▸ **Records supplied**:

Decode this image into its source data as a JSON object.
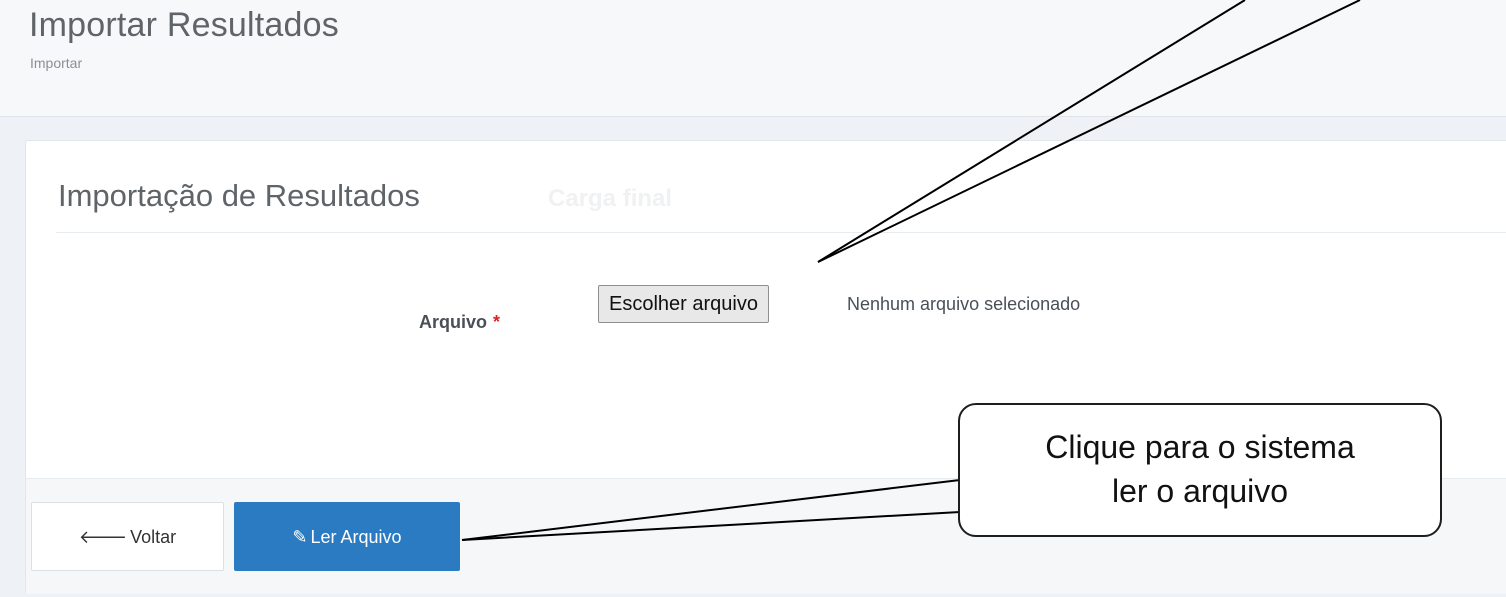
{
  "header": {
    "title": "Importar Resultados",
    "breadcrumb": "Importar"
  },
  "panel": {
    "title": "Importação de Resultados",
    "subtitle": "Carga final"
  },
  "form": {
    "file_label": "Arquivo",
    "required_mark": "*",
    "file_button_label": "Escolher arquivo",
    "file_status": "Nenhum arquivo selecionado"
  },
  "footer": {
    "back_icon": "arrow-left-icon",
    "back_label": "Voltar",
    "read_icon": "pencil-icon",
    "read_label": "Ler Arquivo"
  },
  "callout": {
    "line1": "Clique para o sistema",
    "line2": "ler o arquivo"
  },
  "colors": {
    "primary_button": "#2b7bc2",
    "required": "#e02222"
  }
}
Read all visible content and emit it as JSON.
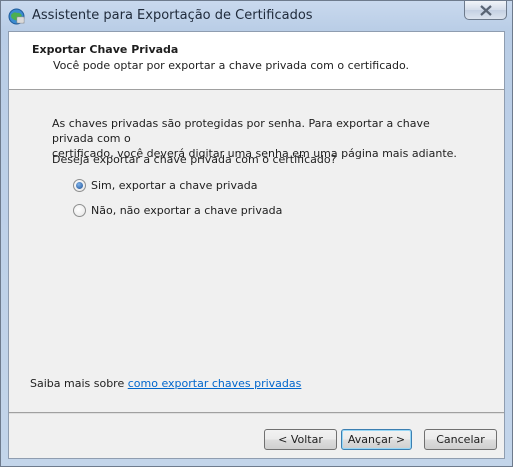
{
  "window": {
    "title": "Assistente para Exportação de Certificados"
  },
  "header": {
    "title": "Exportar Chave Privada",
    "subtitle": "Você pode optar por exportar a chave privada com o certificado."
  },
  "body": {
    "line1": "As chaves privadas são protegidas por senha. Para exportar a chave privada com o",
    "line2": "certificado, você deverá digitar uma senha em uma página mais adiante.",
    "question": "Deseja exportar a chave privada com o certificado?",
    "options": [
      {
        "label": "Sim, exportar a chave privada",
        "selected": true
      },
      {
        "label": "Não, não exportar a chave privada",
        "selected": false
      }
    ]
  },
  "learn_more": {
    "prefix": "Saiba mais sobre ",
    "link": "como exportar chaves privadas"
  },
  "buttons": {
    "back": "< Voltar",
    "next": "Avançar >",
    "cancel": "Cancelar"
  },
  "icons": {
    "app": "certificate-icon",
    "close": "close-icon"
  }
}
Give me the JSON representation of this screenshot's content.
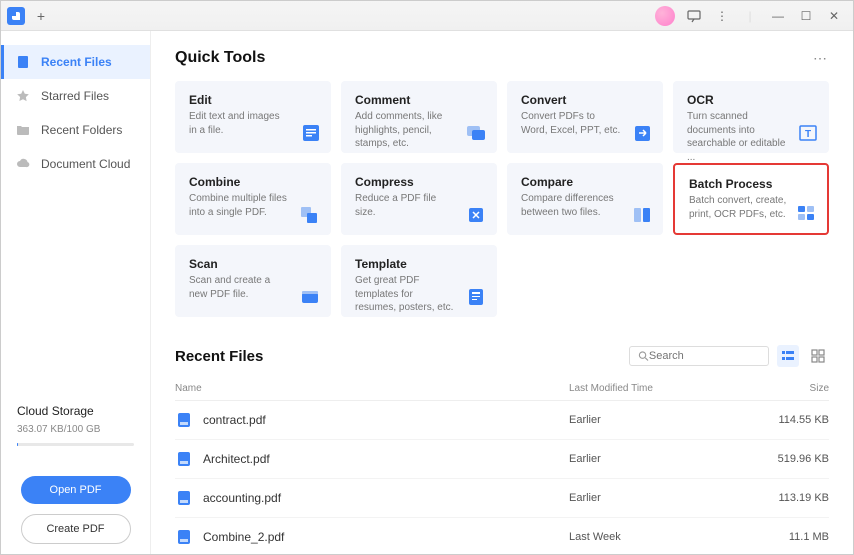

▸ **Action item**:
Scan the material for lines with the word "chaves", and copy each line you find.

▸ **Output below**:
    "line1": "As chaves privadas são protegidas por senha. Para exportar a chave privada com o",
    "link": "como exportar chaves privadas"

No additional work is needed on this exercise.